**WHAT IS NEEDED**
Reproduce the entire listing below verbatim.

**EXCERPTED RECORDS**
*** Begin section ***

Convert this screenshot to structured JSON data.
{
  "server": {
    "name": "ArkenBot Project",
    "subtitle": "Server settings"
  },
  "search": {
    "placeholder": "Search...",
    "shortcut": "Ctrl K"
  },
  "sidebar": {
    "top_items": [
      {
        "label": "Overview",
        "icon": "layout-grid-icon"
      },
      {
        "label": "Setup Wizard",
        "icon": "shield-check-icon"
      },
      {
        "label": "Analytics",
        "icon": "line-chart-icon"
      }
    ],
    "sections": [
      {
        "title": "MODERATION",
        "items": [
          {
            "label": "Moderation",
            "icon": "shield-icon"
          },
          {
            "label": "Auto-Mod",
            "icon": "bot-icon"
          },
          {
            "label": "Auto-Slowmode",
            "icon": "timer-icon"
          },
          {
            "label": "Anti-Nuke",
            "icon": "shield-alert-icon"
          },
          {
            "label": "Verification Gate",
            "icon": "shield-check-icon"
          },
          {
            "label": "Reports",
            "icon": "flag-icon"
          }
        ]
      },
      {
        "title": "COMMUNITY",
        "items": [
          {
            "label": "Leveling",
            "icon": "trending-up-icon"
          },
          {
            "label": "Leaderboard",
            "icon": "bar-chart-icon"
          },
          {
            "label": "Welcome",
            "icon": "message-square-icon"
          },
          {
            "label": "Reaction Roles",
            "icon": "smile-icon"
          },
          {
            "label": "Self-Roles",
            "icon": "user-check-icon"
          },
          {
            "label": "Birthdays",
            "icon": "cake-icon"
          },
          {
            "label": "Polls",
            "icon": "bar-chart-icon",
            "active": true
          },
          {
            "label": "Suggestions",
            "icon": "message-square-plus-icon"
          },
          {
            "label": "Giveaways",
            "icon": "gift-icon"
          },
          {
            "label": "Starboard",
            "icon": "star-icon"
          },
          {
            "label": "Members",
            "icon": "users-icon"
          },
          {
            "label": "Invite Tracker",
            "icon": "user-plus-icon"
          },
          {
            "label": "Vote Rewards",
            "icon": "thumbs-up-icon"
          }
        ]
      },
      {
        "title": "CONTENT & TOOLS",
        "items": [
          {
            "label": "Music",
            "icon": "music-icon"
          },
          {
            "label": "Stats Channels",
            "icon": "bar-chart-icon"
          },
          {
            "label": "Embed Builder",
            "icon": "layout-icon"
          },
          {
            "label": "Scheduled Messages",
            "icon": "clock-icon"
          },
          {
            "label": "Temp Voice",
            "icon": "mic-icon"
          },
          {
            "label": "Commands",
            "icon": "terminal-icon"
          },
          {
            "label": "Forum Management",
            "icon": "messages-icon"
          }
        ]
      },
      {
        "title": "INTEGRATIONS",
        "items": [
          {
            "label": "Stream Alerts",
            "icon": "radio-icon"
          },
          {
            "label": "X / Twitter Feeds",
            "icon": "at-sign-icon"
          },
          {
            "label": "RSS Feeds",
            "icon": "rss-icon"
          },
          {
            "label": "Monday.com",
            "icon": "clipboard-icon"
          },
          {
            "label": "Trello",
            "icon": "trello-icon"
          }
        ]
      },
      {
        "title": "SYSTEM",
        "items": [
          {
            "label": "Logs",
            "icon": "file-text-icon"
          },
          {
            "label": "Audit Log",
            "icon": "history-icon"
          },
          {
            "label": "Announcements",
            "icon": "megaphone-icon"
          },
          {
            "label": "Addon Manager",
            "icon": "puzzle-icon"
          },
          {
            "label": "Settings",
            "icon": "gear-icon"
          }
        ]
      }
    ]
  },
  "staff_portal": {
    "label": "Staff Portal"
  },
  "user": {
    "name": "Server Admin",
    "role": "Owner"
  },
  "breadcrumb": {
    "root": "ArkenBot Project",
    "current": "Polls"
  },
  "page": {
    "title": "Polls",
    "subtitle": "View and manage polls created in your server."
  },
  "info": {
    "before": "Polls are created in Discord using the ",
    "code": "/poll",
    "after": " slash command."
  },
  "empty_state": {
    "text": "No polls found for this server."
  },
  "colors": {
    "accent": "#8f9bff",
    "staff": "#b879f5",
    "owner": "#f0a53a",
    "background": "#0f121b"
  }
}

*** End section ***

**FINISHED EXERCISE**
Convert this screenshot to structured JSON data.
{
  "server": {
    "name": "ArkenBot Project",
    "subtitle": "Server settings"
  },
  "search": {
    "placeholder": "Search...",
    "shortcut": "Ctrl K"
  },
  "sidebar": {
    "top_items": [
      {
        "label": "Overview",
        "icon": "layout-grid-icon"
      },
      {
        "label": "Setup Wizard",
        "icon": "shield-check-icon"
      },
      {
        "label": "Analytics",
        "icon": "line-chart-icon"
      }
    ],
    "sections": [
      {
        "title": "MODERATION",
        "items": [
          {
            "label": "Moderation",
            "icon": "shield-icon"
          },
          {
            "label": "Auto-Mod",
            "icon": "bot-icon"
          },
          {
            "label": "Auto-Slowmode",
            "icon": "timer-icon"
          },
          {
            "label": "Anti-Nuke",
            "icon": "shield-alert-icon"
          },
          {
            "label": "Verification Gate",
            "icon": "shield-check-icon"
          },
          {
            "label": "Reports",
            "icon": "flag-icon"
          }
        ]
      },
      {
        "title": "COMMUNITY",
        "items": [
          {
            "label": "Leveling",
            "icon": "trending-up-icon"
          },
          {
            "label": "Leaderboard",
            "icon": "bar-chart-icon"
          },
          {
            "label": "Welcome",
            "icon": "message-square-icon"
          },
          {
            "label": "Reaction Roles",
            "icon": "smile-icon"
          },
          {
            "label": "Self-Roles",
            "icon": "user-check-icon"
          },
          {
            "label": "Birthdays",
            "icon": "cake-icon"
          },
          {
            "label": "Polls",
            "icon": "bar-chart-icon",
            "active": true
          },
          {
            "label": "Suggestions",
            "icon": "message-square-plus-icon"
          },
          {
            "label": "Giveaways",
            "icon": "gift-icon"
          },
          {
            "label": "Starboard",
            "icon": "star-icon"
          },
          {
            "label": "Members",
            "icon": "users-icon"
          },
          {
            "label": "Invite Tracker",
            "icon": "user-plus-icon"
          },
          {
            "label": "Vote Rewards",
            "icon": "thumbs-up-icon"
          }
        ]
      },
      {
        "title": "CONTENT & TOOLS",
        "items": [
          {
            "label": "Music",
            "icon": "music-icon"
          },
          {
            "label": "Stats Channels",
            "icon": "bar-chart-icon"
          },
          {
            "label": "Embed Builder",
            "icon": "layout-icon"
          },
          {
            "label": "Scheduled Messages",
            "icon": "clock-icon"
          },
          {
            "label": "Temp Voice",
            "icon": "mic-icon"
          },
          {
            "label": "Commands",
            "icon": "terminal-icon"
          },
          {
            "label": "Forum Management",
            "icon": "messages-icon"
          }
        ]
      },
      {
        "title": "INTEGRATIONS",
        "items": [
          {
            "label": "Stream Alerts",
            "icon": "radio-icon"
          },
          {
            "label": "X / Twitter Feeds",
            "icon": "at-sign-icon"
          },
          {
            "label": "RSS Feeds",
            "icon": "rss-icon"
          },
          {
            "label": "Monday.com",
            "icon": "clipboard-icon"
          },
          {
            "label": "Trello",
            "icon": "trello-icon"
          }
        ]
      },
      {
        "title": "SYSTEM",
        "items": [
          {
            "label": "Logs",
            "icon": "file-text-icon"
          },
          {
            "label": "Audit Log",
            "icon": "history-icon"
          },
          {
            "label": "Announcements",
            "icon": "megaphone-icon"
          },
          {
            "label": "Addon Manager",
            "icon": "puzzle-icon"
          },
          {
            "label": "Settings",
            "icon": "gear-icon"
          }
        ]
      }
    ]
  },
  "staff_portal": {
    "label": "Staff Portal"
  },
  "user": {
    "name": "Server Admin",
    "role": "Owner"
  },
  "breadcrumb": {
    "root": "ArkenBot Project",
    "current": "Polls"
  },
  "page": {
    "title": "Polls",
    "subtitle": "View and manage polls created in your server."
  },
  "info": {
    "before": "Polls are created in Discord using the ",
    "code": "/poll",
    "after": " slash command."
  },
  "empty_state": {
    "text": "No polls found for this server."
  },
  "colors": {
    "accent": "#8f9bff",
    "staff": "#b879f5",
    "owner": "#f0a53a",
    "background": "#0f121b"
  }
}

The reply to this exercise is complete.